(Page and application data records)
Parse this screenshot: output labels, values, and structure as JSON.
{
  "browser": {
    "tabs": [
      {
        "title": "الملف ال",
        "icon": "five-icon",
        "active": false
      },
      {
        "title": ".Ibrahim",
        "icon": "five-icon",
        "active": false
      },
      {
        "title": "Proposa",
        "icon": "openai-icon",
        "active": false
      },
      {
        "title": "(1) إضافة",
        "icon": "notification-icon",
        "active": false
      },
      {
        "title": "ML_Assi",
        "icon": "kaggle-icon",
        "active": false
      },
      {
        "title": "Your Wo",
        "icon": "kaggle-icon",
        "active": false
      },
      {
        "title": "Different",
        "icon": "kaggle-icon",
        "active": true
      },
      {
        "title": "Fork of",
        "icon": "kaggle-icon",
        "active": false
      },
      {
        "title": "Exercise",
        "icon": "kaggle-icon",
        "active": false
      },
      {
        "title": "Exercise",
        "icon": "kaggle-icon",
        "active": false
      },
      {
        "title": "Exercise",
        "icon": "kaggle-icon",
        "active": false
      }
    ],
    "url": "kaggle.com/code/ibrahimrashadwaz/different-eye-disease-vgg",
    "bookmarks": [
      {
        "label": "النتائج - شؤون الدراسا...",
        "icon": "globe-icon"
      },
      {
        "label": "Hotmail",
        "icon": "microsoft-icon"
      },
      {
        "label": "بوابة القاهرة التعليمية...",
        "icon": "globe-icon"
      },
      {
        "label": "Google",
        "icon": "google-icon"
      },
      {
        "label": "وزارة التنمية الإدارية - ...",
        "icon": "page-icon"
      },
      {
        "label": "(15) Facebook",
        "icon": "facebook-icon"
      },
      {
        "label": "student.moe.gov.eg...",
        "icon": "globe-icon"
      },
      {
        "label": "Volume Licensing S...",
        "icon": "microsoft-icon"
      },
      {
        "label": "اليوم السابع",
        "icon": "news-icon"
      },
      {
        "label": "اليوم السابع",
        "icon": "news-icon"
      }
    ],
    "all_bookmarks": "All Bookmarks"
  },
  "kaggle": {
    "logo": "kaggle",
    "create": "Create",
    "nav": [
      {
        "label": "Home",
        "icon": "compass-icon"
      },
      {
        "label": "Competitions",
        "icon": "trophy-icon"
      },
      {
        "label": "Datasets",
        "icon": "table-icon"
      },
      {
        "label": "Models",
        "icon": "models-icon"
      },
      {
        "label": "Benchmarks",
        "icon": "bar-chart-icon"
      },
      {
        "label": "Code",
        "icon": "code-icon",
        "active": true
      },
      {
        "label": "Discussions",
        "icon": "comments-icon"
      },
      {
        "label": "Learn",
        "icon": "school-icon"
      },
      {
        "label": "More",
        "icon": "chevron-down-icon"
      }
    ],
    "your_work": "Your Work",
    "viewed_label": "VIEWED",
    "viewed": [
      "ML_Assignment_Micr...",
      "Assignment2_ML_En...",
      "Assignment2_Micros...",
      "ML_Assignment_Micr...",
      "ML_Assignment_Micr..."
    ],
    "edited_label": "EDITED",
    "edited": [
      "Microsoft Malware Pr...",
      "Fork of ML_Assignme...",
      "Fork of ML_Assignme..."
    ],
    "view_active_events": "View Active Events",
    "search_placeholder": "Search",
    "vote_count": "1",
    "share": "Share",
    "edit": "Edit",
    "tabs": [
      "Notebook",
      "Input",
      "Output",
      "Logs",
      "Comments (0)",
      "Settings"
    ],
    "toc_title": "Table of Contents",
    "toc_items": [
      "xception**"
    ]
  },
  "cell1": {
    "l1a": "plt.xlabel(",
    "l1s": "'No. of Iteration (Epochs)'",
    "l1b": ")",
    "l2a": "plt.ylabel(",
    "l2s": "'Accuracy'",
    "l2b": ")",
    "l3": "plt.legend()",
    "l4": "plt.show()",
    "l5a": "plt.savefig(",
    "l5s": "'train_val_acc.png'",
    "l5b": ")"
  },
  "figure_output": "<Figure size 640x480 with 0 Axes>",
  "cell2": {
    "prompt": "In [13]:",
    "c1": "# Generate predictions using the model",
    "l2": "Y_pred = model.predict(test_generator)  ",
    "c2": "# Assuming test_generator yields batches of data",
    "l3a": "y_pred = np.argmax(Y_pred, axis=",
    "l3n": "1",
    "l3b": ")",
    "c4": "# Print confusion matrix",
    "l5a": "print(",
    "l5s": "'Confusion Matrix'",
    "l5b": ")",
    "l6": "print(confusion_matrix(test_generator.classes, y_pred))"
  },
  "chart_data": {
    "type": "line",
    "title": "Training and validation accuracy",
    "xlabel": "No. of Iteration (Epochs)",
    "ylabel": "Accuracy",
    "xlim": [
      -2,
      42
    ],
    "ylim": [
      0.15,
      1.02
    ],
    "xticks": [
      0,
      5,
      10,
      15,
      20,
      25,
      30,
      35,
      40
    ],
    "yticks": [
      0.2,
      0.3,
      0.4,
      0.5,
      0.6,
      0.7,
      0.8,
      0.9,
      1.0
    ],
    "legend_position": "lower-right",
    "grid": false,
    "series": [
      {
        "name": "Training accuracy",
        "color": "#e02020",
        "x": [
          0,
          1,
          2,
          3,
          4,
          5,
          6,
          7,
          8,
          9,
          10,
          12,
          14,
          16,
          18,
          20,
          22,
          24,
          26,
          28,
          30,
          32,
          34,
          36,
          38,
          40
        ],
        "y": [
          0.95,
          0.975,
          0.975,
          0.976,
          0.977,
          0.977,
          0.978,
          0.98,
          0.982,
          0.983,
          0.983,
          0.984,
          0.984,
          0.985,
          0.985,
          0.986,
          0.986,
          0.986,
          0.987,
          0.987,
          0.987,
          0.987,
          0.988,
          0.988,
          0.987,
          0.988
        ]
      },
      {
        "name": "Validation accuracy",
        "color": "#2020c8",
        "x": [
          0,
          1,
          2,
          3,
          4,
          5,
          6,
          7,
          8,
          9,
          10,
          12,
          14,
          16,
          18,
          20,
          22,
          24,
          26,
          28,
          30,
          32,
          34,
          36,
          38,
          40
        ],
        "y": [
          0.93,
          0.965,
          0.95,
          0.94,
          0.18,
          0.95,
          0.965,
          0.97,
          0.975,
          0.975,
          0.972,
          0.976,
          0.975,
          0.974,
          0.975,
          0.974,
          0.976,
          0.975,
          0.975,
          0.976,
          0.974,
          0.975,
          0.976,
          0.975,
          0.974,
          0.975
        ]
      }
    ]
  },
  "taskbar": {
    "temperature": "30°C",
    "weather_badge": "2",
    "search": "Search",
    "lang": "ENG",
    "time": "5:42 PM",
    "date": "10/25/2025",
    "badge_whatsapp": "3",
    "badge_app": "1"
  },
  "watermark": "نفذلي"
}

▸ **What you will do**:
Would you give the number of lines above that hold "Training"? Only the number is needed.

▸ **Solved problem**:
2